This move has already had an effect on Taylor’s guitars: “All the rosewoods we use will be used in lesser quantities and on more expensive guitars. Why? Because there is expense associated with using the wood and exporting and importing both the wood and the guitar. That expense for permits is the same for an expensive or a cheap guitar. Consequently, we’ll see fewer low-priced rosewood guitars in the market. We also will not use any rosewood as a decorative feature on a guitar that doesn’t already have sides and back of rosewood. For instance, we don’t use rosewood headplate veneers now because that would cause any guitar to become covered under CITES. Ironically, this wastes rosewood rather than saving it because these small parts are made and used from the smaller pieces of the log after the premium pieces like the sides and backs are cut. This means that this wood goes to waste now. It’s an unintended negative consequence of the control.
“I think even the woods that we plant in some cases will fall under protection. We seek to find a workable forest and a way forward that allows work while this is being done. But we cannot do it by ourselves; relatively speaking, we’re just a small company. Right now if a species comes under CITES protection, it doesn’t matter if I’ve planted it; it still has to follow the regulations. In time, as more planting occurs, I can imagine that rules will be adjusted, but there are no guarantees for that.”
Should manufacturers be looking to use woods like ebony and koa that have an established reputation as tonewoods or should they be looking towards existing sustainable alternatives?
“Both. Ironically, Indian rosewood is a sustainable alternative. There they manage it well, but now it’s controlled more with the latest update to CITES. I don’t think it’s too late with ebony yet, in that we can reduce the trees we use while planting at a high rate. In my opinion it’s all important, and no species now can be sustainable without a proper planting programme. When one thinks of sustainable alternatives, usually one thinks of a wood we haven’t discovered yet, but that doesn’t exist. We have to roll up our sleeves, spend some of our energy and money, and repair hundreds of years of damage to grow trees.”
Taylor is also acutely aware that as a guitar maker, the responsibility is on him to provide the right product for the market, but, further, that expectations from the consumer need to change in order to ensure guitars and guitar making (something he believed was once “the most innocent job a person could imagine”) remain an affordable and viable prospect in the coming decades: “It is the guitar maker’s responsibility to make a compelling guitar both in terms of sound and beauty.
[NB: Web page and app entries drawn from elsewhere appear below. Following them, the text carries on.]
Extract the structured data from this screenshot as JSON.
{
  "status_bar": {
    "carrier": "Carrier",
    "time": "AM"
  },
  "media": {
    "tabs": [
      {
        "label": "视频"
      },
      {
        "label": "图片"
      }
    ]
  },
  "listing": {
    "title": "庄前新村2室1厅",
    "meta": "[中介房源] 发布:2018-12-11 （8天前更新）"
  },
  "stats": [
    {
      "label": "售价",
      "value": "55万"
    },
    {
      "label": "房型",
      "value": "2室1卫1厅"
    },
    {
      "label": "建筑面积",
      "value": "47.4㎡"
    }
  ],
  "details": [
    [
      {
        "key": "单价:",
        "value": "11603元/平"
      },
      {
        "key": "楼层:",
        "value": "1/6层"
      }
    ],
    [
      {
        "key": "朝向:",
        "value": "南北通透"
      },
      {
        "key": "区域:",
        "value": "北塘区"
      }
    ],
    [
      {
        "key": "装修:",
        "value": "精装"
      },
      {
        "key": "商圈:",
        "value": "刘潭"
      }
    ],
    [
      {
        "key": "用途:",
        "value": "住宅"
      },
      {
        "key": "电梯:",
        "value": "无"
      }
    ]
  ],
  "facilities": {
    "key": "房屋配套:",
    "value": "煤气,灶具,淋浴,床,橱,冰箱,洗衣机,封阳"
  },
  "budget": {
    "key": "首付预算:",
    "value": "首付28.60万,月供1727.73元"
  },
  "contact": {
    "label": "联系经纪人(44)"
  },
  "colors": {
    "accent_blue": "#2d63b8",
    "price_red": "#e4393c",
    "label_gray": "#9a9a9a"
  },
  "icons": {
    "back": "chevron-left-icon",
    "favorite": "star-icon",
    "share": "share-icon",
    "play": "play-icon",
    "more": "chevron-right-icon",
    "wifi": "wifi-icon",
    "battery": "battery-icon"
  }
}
So even if we change woods, it’s still the guitar maker’s job to make a good guitar with that. But the player cannot ask for materials that don’t exist or that cause people harm, so I hope they respond to our offerings. In the same way that time heals wounds, it also heals the shock of change. But change is always a shock. I often say that most guitar buyers are environmentalists, except on the day they spend their hard-earned money on their dream guitar. But I forgive them and understand. If we work together, we will find a new excitement. We are working hard to make beautiful guitars that please all the senses.”
Look out for the upcoming issue of Acoustic for a full selection of interviews, reviews, news and more in shops or online at www.myfavouritemagazines.co.uk.